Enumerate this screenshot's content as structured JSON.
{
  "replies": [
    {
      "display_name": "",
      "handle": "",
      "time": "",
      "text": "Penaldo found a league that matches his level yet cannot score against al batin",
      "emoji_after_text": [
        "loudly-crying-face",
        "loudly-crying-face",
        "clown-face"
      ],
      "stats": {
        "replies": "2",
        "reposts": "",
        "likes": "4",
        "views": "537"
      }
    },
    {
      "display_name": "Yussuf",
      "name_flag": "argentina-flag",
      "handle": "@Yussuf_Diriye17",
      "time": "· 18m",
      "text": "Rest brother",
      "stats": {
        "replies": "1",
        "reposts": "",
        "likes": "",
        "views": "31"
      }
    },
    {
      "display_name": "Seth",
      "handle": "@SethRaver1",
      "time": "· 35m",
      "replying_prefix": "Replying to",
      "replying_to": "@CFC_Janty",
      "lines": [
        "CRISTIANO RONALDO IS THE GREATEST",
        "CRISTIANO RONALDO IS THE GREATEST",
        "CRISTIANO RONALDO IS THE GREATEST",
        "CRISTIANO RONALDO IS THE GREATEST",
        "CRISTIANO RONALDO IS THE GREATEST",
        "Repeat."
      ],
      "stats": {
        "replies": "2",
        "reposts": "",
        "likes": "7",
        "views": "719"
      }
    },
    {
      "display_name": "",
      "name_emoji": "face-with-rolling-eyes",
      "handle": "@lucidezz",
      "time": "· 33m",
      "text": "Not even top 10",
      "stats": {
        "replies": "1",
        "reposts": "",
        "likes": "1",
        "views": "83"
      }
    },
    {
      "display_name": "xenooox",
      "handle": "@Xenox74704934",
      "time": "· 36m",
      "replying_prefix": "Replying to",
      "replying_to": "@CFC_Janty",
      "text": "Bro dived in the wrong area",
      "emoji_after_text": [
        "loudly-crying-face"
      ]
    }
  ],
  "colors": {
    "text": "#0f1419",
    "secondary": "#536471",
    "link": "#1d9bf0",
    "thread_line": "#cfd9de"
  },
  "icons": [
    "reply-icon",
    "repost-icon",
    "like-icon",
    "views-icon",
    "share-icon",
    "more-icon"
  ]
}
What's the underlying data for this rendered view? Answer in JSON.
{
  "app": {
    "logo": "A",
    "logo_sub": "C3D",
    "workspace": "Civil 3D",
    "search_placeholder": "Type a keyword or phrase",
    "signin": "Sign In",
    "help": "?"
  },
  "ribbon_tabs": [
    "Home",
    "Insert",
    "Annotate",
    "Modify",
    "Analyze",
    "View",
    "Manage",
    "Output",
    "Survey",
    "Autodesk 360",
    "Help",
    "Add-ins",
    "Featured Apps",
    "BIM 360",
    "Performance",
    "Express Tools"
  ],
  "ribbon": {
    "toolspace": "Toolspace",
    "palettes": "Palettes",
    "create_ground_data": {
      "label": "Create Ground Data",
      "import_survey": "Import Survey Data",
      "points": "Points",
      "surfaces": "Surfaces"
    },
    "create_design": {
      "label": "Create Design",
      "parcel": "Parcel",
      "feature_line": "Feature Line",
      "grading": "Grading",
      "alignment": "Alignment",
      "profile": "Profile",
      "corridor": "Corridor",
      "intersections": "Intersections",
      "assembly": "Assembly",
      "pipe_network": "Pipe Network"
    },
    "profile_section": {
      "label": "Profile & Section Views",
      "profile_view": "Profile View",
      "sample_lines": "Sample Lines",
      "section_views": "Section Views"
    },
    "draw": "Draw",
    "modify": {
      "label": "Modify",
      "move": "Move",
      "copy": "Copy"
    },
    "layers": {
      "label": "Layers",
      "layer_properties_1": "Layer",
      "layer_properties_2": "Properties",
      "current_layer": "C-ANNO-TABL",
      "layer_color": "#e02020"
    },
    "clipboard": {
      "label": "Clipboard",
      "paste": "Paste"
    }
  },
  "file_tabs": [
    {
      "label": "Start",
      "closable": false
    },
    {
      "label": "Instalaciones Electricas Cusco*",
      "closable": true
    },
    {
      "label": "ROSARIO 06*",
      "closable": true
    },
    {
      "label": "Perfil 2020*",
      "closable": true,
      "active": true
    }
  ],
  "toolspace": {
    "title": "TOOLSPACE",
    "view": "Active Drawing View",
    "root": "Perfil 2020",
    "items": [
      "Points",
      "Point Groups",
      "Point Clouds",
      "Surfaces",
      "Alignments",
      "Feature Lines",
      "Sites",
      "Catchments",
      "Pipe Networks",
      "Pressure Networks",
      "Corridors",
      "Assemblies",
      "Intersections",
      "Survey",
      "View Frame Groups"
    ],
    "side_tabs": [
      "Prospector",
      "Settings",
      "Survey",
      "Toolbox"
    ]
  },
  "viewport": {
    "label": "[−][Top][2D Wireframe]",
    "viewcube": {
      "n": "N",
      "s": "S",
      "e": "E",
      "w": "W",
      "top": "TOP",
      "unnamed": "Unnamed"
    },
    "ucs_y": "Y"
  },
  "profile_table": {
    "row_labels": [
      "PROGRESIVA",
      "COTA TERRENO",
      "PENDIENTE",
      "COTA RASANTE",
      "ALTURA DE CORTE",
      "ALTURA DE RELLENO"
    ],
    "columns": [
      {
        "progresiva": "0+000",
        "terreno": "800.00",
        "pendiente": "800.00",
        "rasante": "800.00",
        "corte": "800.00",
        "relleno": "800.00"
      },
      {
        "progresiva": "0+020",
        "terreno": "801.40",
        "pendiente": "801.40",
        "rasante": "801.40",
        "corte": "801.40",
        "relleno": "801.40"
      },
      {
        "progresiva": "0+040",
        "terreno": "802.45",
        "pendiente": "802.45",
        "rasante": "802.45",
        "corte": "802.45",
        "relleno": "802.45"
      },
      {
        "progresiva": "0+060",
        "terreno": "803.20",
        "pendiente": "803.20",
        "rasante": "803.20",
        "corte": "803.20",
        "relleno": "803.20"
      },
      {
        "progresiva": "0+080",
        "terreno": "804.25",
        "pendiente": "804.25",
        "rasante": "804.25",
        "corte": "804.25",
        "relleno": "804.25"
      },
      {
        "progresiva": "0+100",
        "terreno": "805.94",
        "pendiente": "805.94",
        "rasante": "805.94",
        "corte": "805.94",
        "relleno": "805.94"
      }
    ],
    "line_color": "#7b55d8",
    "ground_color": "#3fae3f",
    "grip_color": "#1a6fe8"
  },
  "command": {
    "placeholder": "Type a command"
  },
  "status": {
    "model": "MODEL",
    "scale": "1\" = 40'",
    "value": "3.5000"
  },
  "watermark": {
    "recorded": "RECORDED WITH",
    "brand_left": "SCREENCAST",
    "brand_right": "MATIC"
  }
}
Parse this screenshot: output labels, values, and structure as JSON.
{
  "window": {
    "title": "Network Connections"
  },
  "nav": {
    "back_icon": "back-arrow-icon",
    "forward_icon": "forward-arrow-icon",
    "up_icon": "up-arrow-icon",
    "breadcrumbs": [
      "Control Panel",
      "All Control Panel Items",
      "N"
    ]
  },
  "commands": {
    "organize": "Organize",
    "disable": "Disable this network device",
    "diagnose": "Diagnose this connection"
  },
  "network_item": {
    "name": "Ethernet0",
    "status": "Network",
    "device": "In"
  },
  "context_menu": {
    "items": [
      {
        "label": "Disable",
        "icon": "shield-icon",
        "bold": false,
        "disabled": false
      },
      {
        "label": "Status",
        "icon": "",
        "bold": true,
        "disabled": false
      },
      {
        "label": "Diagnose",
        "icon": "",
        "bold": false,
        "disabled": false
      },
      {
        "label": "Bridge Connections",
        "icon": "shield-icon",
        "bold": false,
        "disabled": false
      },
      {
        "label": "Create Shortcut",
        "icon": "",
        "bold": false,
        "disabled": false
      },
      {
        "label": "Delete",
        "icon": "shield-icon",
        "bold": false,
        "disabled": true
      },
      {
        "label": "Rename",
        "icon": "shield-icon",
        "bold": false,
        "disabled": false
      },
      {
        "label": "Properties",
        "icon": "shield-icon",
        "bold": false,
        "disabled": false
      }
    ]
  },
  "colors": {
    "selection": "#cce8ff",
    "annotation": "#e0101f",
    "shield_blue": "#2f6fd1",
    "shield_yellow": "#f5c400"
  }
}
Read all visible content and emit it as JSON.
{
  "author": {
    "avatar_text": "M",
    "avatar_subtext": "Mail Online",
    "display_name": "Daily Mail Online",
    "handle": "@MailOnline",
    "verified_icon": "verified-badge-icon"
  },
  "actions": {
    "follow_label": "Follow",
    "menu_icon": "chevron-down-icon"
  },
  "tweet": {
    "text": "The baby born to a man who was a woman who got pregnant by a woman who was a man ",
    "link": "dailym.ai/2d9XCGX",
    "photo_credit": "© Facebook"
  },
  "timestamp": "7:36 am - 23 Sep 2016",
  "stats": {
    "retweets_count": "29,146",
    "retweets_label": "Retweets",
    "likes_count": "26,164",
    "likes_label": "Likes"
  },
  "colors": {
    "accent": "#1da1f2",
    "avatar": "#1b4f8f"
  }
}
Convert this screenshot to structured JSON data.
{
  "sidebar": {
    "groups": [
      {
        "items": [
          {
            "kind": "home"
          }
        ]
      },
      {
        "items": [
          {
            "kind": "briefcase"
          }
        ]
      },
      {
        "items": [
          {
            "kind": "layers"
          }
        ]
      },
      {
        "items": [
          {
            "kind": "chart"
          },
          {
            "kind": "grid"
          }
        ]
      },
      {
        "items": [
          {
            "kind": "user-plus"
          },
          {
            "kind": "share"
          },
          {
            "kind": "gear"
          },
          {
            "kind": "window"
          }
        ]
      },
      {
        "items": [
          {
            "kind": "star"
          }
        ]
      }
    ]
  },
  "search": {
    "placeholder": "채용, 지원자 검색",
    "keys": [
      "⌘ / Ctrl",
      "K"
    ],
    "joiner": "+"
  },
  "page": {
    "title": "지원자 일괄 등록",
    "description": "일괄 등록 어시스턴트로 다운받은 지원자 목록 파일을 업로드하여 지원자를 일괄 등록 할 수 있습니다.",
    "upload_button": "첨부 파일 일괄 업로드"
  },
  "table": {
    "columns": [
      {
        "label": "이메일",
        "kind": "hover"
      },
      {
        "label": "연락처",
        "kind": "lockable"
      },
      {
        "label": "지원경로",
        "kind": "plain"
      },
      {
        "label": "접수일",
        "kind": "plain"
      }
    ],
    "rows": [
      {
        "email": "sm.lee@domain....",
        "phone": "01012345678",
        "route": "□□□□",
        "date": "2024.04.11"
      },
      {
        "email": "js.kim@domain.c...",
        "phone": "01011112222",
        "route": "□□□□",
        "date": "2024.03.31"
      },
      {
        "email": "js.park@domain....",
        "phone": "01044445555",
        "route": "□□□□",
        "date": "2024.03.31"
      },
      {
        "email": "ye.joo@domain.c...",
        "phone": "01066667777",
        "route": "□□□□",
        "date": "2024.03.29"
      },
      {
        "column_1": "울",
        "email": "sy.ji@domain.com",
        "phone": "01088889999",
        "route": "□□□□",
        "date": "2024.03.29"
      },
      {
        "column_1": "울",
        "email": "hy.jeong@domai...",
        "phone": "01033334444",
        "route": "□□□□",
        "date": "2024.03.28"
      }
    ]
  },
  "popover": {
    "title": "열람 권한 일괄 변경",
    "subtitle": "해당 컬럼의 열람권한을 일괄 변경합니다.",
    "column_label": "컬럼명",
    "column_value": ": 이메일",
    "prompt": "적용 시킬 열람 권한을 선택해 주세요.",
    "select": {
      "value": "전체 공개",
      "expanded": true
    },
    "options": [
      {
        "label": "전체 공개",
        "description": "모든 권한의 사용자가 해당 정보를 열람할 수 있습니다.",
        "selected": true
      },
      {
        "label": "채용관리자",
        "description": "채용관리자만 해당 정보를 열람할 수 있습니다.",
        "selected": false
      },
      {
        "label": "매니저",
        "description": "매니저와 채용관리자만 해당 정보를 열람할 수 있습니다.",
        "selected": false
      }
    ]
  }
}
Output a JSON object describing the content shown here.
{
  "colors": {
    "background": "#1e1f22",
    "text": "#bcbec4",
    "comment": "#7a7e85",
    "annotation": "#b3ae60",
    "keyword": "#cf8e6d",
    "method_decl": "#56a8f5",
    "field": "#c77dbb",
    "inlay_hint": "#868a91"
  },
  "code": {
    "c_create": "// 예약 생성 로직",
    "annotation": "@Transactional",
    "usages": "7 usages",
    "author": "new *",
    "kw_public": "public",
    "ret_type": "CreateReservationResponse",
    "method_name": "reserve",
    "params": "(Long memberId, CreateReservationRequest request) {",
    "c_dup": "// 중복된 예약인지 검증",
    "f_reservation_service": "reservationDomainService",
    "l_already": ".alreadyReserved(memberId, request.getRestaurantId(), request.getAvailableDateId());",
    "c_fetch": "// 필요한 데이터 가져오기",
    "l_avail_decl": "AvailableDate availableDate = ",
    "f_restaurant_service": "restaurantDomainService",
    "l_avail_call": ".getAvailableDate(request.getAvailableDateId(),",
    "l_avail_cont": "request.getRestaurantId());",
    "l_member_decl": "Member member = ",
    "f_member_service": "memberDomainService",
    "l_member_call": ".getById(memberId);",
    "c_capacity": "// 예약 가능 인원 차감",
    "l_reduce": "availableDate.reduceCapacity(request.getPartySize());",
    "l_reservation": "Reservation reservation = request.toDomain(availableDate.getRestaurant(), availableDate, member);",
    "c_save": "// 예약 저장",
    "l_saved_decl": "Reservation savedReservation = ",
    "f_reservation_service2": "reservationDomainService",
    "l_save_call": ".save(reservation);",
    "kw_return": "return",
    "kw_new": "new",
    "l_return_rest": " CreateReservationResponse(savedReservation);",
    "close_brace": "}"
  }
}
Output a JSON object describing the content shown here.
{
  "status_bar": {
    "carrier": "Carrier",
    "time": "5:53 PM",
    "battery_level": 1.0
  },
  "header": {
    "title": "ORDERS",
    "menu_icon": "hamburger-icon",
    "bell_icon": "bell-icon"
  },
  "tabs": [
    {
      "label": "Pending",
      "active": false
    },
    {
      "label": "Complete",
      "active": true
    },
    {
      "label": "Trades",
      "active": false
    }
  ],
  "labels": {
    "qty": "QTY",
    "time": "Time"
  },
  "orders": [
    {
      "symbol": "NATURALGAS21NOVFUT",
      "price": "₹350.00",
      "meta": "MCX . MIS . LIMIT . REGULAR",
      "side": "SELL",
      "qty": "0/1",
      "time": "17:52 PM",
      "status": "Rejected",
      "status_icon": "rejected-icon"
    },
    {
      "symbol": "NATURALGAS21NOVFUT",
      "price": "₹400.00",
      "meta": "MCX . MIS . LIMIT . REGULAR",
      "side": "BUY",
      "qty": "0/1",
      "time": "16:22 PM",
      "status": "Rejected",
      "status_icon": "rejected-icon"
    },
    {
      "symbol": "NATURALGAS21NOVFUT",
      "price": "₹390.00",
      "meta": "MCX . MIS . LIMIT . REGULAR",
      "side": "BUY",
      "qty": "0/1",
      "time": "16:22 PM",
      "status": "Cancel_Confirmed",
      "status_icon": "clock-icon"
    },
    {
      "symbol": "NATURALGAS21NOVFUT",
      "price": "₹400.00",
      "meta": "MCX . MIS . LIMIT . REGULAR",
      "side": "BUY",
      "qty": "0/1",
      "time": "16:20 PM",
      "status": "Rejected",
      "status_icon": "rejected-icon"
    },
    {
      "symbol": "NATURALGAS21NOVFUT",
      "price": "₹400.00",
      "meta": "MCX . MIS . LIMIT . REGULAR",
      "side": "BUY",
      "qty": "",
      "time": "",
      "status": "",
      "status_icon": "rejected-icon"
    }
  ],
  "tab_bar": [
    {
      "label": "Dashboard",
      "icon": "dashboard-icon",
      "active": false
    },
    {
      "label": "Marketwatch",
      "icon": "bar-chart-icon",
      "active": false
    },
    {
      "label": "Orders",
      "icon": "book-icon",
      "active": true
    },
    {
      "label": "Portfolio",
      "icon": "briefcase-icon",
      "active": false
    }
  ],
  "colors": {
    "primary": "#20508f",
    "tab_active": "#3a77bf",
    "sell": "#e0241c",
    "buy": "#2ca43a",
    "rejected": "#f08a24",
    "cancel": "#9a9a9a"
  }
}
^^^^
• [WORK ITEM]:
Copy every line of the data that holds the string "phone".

• [SOLUTION TO THE EXERCISE]:
        "phone": "01012345678",
        "phone": "01011112222",
        "phone": "01044445555",
        "phone": "01066667777",
        "phone": "01088889999",
        "phone": "01033334444",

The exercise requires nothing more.